WORK REQUIRED » Could you filter the listing for lines with the word "Assignment" and return them?

PROVIDED DATA »
--------------------------------------------------

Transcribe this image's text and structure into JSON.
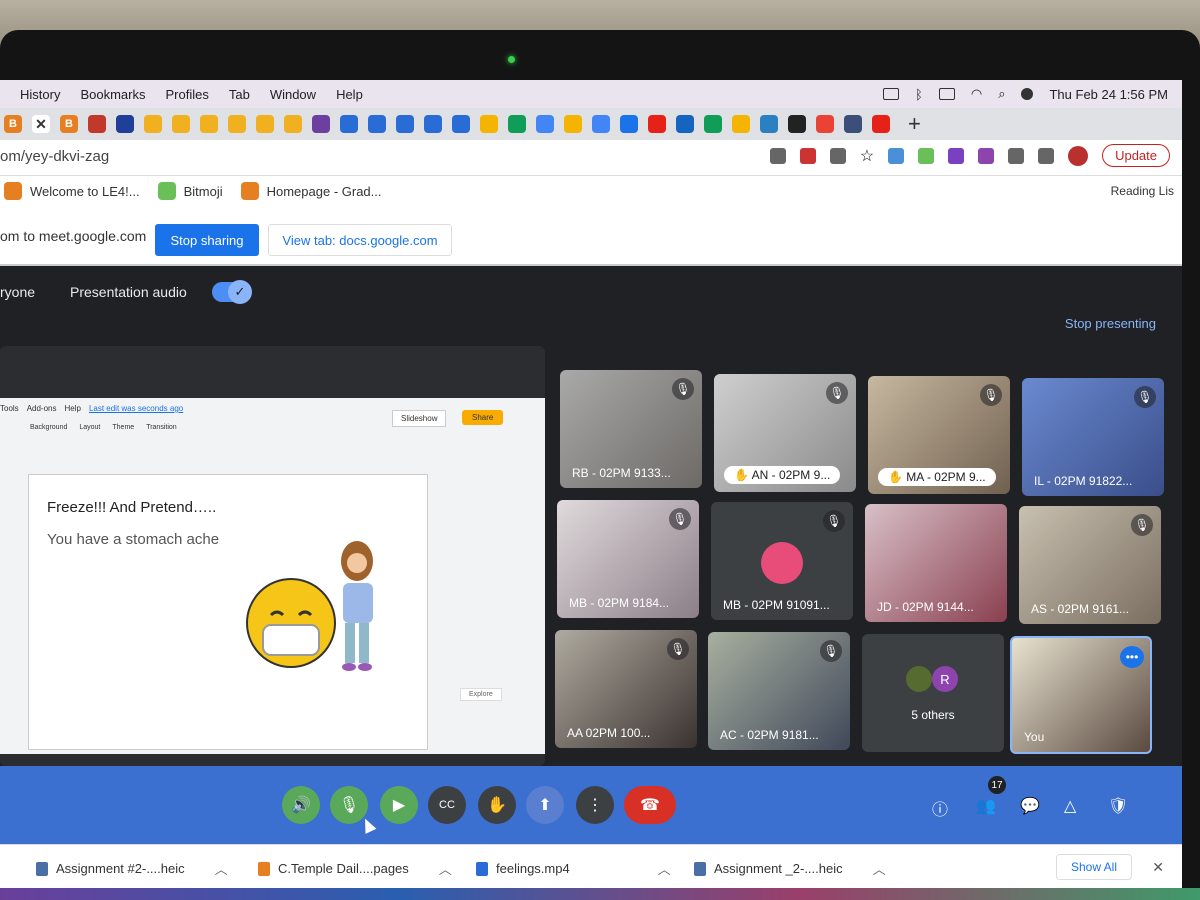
{
  "menubar": {
    "items": [
      "History",
      "Bookmarks",
      "Profiles",
      "Tab",
      "Window",
      "Help"
    ],
    "clock": "Thu Feb 24  1:56 PM"
  },
  "omnibox": {
    "url": "om/yey-dkvi-zag",
    "update_label": "Update"
  },
  "bookmarks": {
    "items": [
      "Welcome to LE4!...",
      "Bitmoji",
      "Homepage - Grad..."
    ],
    "reading_list": "Reading Lis"
  },
  "sharebar": {
    "text": "om to meet.google.com",
    "stop_label": "Stop sharing",
    "view_label": "View tab: docs.google.com"
  },
  "meet": {
    "everyone": "ryone",
    "presentation_audio": "Presentation audio",
    "stop_presenting": "Stop presenting",
    "participant_count": "17"
  },
  "slides": {
    "menus": [
      "Tools",
      "Add-ons",
      "Help"
    ],
    "last_edit": "Last edit was seconds ago",
    "toolbar": [
      "Background",
      "Layout",
      "Theme",
      "Transition"
    ],
    "slideshow_label": "Slideshow",
    "share_label": "Share",
    "title": "Freeze!!! And Pretend…..",
    "body": "You have a stomach ache",
    "explore_label": "Explore"
  },
  "tiles": [
    {
      "name": "RB - 02PM 9133..."
    },
    {
      "name": "AN - 02PM 9..."
    },
    {
      "name": "MA - 02PM 9..."
    },
    {
      "name": "IL - 02PM 91822..."
    },
    {
      "name": "MB - 02PM 9184..."
    },
    {
      "name": "MB - 02PM 91091..."
    },
    {
      "name": "JD - 02PM 9144..."
    },
    {
      "name": "AS - 02PM 9161..."
    },
    {
      "name": "AA  02PM 100..."
    },
    {
      "name": "AC - 02PM 9181..."
    },
    {
      "name": "5 others",
      "initial": "R"
    },
    {
      "name": "You"
    }
  ],
  "downloads": {
    "items": [
      "Assignment #2-....heic",
      "C.Temple Dail....pages",
      "feelings.mp4",
      "Assignment _2-....heic"
    ],
    "show_all": "Show All"
  }
}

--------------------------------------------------

SOLUTION »
      "Assignment #2-....heic",
      "Assignment _2-....heic"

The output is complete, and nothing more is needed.